((

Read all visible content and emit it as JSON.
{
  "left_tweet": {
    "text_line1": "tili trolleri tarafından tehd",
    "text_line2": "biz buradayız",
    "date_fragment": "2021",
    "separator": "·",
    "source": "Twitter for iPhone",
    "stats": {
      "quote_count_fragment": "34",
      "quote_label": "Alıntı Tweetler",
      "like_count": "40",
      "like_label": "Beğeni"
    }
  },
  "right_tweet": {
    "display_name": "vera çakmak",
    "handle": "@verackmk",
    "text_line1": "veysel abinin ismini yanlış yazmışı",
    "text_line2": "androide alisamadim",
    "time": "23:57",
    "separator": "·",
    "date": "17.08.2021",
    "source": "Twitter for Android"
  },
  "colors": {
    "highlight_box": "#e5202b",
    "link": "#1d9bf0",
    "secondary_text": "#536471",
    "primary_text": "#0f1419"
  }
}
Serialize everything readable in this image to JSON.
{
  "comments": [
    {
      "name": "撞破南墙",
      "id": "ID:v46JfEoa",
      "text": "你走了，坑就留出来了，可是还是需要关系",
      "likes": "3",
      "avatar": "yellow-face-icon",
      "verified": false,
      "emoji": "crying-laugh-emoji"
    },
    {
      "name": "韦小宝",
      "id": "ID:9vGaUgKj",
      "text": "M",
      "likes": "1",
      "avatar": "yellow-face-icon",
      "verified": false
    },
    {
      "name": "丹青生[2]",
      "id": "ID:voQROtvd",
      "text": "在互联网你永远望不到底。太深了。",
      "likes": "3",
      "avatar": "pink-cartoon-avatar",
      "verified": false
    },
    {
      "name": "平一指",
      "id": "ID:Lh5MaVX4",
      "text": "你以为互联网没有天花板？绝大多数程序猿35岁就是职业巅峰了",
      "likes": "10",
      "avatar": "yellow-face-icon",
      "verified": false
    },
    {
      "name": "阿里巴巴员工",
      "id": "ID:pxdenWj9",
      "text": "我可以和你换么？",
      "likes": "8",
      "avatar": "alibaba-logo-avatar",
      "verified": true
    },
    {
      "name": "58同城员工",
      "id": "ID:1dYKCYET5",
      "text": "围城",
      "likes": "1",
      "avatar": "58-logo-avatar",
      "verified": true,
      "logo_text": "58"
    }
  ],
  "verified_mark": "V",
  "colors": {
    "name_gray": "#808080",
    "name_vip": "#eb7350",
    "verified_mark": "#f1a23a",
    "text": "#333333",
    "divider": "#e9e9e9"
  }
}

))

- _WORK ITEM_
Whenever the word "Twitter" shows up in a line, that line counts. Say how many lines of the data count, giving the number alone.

- _RESPONSE TO THE TASK_
2